Nowadays a trend towards natural ingredients can be seen clearly. Consumers are becoming savvier and taking an interest in the ingredient list on food packaging, and thus they are demanding changes to those ingredients, such as the inclusion of natural flavors as opposed to artificial.
There is a clear trend towards healthier and balanced diets which are coming into the countries. The provenance is a trend, but also naturalness and the need for natural flavors, is certainly a big trend.
There is a strong direction to reduce or remove ingredients considered as bad for you, and a lot is being done to curb the high sugar levels in drinks and to reduce salt and remove MSG in savory food across the Middle East.
Sugar and sodium reduction are becoming more and more of a priority. A sugar tax is being implemented in the region, so the market and producers also need to react to that. Reduced sugar beverages are becoming more popular and adding functional ingredients such as vitamins and minerals becomes more interesting.

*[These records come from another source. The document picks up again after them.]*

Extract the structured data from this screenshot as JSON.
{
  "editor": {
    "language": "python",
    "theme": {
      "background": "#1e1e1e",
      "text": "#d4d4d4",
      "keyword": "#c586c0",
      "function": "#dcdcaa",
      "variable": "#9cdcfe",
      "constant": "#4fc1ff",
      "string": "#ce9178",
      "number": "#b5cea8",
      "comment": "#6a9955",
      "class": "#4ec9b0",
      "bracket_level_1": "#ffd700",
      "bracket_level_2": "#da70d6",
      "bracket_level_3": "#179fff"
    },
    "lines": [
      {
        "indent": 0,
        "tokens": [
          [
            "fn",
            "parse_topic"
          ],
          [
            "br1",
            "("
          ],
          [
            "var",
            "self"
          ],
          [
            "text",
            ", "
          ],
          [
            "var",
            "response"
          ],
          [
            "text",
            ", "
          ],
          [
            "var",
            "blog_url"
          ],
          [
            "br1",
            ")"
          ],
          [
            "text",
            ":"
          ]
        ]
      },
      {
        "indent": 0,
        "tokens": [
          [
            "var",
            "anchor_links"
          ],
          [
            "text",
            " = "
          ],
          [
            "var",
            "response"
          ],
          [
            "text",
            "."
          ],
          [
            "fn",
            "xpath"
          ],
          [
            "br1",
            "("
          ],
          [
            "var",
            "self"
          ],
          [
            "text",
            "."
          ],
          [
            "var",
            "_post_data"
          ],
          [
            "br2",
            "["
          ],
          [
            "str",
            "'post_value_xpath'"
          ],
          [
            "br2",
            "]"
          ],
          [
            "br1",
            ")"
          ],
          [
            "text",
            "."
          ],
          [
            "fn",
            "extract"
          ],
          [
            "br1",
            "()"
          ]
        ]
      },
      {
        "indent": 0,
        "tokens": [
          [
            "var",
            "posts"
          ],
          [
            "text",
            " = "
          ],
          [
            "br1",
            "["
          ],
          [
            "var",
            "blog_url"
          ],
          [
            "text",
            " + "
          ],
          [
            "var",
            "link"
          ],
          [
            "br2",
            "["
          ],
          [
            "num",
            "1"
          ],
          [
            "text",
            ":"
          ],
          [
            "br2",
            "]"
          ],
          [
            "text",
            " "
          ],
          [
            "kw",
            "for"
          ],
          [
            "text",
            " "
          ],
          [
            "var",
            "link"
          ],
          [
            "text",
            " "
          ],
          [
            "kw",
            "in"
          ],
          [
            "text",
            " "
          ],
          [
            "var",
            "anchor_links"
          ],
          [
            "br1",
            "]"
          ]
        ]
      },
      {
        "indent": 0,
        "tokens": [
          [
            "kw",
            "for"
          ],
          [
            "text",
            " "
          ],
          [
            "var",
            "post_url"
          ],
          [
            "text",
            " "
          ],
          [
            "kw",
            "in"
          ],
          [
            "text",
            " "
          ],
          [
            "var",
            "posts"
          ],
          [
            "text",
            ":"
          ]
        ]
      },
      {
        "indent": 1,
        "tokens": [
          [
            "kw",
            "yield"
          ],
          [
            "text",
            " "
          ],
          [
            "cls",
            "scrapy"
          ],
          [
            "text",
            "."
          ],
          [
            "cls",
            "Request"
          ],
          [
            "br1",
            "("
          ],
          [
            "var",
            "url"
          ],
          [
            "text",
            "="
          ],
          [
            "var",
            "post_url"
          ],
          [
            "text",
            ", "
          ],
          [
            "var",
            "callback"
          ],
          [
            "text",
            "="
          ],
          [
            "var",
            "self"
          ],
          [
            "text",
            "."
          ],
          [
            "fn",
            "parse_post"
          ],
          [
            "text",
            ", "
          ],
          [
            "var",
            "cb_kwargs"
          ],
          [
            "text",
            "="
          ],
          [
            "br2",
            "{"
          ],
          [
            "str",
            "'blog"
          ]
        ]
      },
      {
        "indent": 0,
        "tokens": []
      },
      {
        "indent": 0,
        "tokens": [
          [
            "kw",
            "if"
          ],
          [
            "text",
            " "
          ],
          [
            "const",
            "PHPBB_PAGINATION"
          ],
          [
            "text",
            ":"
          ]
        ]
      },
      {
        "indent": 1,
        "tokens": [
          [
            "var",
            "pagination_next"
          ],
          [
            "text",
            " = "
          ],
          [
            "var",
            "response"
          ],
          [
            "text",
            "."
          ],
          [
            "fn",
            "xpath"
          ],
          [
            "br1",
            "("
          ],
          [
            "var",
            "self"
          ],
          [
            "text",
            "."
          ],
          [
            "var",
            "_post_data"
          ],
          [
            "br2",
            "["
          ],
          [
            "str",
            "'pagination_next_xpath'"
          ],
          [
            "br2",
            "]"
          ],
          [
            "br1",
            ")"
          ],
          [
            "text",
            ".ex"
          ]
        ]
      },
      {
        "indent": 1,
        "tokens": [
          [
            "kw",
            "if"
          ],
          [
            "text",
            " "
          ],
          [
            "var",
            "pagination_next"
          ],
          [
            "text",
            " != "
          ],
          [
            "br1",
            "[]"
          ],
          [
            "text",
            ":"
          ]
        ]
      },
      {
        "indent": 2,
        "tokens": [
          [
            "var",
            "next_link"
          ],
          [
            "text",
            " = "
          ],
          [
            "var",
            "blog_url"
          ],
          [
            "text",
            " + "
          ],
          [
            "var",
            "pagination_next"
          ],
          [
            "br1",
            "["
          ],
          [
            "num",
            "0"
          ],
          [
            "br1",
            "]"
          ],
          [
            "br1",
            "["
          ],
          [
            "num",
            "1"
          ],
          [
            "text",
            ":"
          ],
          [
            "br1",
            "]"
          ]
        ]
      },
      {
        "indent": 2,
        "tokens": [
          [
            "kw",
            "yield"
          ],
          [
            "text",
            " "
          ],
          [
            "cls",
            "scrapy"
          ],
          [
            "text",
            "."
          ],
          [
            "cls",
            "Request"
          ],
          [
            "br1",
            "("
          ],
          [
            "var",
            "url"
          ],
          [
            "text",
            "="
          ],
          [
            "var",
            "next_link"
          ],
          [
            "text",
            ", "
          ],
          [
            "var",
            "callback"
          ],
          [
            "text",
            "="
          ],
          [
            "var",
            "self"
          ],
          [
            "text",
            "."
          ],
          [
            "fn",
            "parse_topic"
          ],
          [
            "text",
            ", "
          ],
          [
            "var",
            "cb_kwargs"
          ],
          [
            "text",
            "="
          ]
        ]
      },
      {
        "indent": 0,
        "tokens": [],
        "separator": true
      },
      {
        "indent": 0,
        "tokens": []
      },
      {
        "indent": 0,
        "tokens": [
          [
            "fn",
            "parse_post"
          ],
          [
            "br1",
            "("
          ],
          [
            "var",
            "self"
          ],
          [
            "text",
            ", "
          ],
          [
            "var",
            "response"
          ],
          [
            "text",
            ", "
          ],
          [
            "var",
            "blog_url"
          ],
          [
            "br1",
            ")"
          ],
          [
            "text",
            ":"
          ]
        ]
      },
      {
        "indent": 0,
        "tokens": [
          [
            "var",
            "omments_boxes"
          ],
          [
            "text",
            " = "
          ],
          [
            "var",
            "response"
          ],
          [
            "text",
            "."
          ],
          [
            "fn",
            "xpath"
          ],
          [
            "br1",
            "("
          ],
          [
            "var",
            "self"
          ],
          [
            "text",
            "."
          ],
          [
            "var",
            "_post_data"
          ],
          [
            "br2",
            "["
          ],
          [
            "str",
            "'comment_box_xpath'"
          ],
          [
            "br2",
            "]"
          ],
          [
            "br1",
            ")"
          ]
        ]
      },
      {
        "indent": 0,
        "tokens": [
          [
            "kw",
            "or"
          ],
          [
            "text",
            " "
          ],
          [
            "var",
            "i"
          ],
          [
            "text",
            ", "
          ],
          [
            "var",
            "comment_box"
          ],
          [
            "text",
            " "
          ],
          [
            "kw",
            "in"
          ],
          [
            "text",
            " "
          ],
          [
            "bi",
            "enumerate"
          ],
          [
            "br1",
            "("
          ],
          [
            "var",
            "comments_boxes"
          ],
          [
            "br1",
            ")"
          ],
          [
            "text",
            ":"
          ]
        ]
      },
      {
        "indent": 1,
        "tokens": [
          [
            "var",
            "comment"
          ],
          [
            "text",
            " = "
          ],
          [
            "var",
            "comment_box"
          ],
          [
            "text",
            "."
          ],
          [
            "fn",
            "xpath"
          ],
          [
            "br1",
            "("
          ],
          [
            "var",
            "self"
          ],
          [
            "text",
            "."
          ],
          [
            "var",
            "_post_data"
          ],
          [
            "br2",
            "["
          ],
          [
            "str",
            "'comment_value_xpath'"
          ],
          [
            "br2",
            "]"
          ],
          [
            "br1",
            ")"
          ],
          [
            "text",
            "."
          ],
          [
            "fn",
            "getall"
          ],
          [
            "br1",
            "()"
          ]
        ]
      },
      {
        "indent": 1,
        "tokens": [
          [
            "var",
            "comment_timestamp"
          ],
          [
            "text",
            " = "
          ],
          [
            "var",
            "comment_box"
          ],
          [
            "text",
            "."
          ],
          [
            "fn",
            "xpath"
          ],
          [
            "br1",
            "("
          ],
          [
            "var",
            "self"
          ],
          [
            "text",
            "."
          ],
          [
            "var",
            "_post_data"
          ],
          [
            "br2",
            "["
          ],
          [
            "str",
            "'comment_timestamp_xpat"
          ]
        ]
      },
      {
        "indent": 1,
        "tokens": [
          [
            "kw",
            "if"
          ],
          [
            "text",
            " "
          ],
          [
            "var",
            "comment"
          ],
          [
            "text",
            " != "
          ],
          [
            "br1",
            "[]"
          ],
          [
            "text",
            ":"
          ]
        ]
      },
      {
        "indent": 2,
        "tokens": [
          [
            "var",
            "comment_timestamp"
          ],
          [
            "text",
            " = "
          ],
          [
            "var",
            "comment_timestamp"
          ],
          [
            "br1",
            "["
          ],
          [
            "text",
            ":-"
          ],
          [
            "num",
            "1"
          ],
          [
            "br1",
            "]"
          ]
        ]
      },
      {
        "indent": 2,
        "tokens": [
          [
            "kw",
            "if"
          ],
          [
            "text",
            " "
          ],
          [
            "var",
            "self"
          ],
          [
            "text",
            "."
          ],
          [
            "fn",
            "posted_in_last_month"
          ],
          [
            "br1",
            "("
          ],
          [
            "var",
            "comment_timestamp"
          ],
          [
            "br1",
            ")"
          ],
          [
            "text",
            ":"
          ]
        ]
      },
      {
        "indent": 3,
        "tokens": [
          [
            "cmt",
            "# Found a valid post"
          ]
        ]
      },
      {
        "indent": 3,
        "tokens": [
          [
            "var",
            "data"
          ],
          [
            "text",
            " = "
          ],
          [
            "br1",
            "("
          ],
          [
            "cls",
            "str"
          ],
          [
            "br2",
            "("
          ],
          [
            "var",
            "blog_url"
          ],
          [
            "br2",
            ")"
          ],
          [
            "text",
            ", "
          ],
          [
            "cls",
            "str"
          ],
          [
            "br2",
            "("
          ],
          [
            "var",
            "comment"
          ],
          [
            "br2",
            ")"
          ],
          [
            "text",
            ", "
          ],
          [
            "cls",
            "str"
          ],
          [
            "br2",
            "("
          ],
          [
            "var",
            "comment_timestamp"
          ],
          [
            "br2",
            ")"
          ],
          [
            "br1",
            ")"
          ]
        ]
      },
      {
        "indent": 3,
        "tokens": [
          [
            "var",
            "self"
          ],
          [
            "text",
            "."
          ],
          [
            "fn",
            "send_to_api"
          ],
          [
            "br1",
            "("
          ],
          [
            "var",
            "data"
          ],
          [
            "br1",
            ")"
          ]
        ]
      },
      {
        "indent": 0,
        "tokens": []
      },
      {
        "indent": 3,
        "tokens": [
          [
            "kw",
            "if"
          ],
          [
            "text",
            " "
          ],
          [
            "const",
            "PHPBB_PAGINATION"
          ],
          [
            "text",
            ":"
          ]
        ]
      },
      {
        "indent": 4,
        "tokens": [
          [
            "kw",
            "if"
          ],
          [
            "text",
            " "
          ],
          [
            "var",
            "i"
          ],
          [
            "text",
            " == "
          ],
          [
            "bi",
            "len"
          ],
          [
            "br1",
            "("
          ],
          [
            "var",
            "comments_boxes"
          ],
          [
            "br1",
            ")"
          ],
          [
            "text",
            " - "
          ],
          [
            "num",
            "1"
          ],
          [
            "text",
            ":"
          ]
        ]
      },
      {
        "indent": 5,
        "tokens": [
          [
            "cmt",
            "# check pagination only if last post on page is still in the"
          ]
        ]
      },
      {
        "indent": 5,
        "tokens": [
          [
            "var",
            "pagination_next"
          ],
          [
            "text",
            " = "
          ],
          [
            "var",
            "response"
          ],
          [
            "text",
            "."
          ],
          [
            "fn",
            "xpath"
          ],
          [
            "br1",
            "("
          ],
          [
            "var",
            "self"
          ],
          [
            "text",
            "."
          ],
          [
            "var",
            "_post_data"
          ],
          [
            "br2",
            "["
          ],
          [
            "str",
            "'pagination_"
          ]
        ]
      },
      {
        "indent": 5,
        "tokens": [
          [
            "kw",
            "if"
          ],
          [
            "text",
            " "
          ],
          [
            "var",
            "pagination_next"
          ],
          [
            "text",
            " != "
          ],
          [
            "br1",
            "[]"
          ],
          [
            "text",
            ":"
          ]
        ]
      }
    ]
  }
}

Millennials and younger generations are pushing for healthier diets and raising awareness to the effect of lifestyle as a precursor for different health issues such as diabetes and obesity.
Using substitutes for sugar such as stevia can be useful, especially in beverages as typically consumers opt for high sugar and juice content for drinks. In sweet goods, indulgence and rich tasting products are driven by the taste preferences of the consumers.
The use of nuts is also quite prominent in this cuisine, such as walnuts, pistachios, almonds and hazelnuts, which are equally used in savory and sweet preparations. Dates and provenance fruits are also widely used in the region.
(By our own staff)